Page and application data records:
-- -- --
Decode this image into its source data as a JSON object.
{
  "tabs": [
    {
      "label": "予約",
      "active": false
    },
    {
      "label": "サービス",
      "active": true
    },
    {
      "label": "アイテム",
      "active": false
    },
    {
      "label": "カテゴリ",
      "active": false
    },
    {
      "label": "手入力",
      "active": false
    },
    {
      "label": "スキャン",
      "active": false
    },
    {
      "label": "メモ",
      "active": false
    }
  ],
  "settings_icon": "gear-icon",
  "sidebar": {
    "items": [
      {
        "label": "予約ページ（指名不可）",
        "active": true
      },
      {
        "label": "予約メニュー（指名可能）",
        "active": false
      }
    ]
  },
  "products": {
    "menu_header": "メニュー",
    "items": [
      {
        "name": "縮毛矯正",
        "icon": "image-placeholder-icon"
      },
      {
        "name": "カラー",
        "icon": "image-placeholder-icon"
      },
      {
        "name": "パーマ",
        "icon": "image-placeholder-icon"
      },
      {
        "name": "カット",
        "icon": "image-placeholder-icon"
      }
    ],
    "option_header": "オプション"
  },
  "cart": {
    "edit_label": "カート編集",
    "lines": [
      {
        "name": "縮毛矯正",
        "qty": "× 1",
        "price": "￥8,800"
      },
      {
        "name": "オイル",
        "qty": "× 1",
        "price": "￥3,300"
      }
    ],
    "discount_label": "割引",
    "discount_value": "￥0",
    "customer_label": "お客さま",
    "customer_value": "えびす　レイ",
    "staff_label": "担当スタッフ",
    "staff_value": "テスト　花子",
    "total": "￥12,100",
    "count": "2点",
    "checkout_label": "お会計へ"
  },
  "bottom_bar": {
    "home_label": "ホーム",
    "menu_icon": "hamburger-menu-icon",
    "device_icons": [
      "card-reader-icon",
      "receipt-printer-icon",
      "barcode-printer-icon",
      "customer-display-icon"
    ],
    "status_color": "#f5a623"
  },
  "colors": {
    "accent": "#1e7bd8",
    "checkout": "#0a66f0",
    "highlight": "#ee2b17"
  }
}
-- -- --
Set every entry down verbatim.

Solved exercise:
Decode this image into its source data as a JSON object.
{
  "tabs": [
    {
      "label": "予約",
      "active": false
    },
    {
      "label": "サービス",
      "active": true
    },
    {
      "label": "アイテム",
      "active": false
    },
    {
      "label": "カテゴリ",
      "active": false
    },
    {
      "label": "手入力",
      "active": false
    },
    {
      "label": "スキャン",
      "active": false
    },
    {
      "label": "メモ",
      "active": false
    }
  ],
  "settings_icon": "gear-icon",
  "sidebar": {
    "items": [
      {
        "label": "予約ページ（指名不可）",
        "active": true
      },
      {
        "label": "予約メニュー（指名可能）",
        "active": false
      }
    ]
  },
  "products": {
    "menu_header": "メニュー",
    "items": [
      {
        "name": "縮毛矯正",
        "icon": "image-placeholder-icon"
      },
      {
        "name": "カラー",
        "icon": "image-placeholder-icon"
      },
      {
        "name": "パーマ",
        "icon": "image-placeholder-icon"
      },
      {
        "name": "カット",
        "icon": "image-placeholder-icon"
      }
    ],
    "option_header": "オプション"
  },
  "cart": {
    "edit_label": "カート編集",
    "lines": [
      {
        "name": "縮毛矯正",
        "qty": "× 1",
        "price": "￥8,800"
      },
      {
        "name": "オイル",
        "qty": "× 1",
        "price": "￥3,300"
      }
    ],
    "discount_label": "割引",
    "discount_value": "￥0",
    "customer_label": "お客さま",
    "customer_value": "えびす　レイ",
    "staff_label": "担当スタッフ",
    "staff_value": "テスト　花子",
    "total": "￥12,100",
    "count": "2点",
    "checkout_label": "お会計へ"
  },
  "bottom_bar": {
    "home_label": "ホーム",
    "menu_icon": "hamburger-menu-icon",
    "device_icons": [
      "card-reader-icon",
      "receipt-printer-icon",
      "barcode-printer-icon",
      "customer-display-icon"
    ],
    "status_color": "#f5a623"
  },
  "colors": {
    "accent": "#1e7bd8",
    "checkout": "#0a66f0",
    "highlight": "#ee2b17"
  }
}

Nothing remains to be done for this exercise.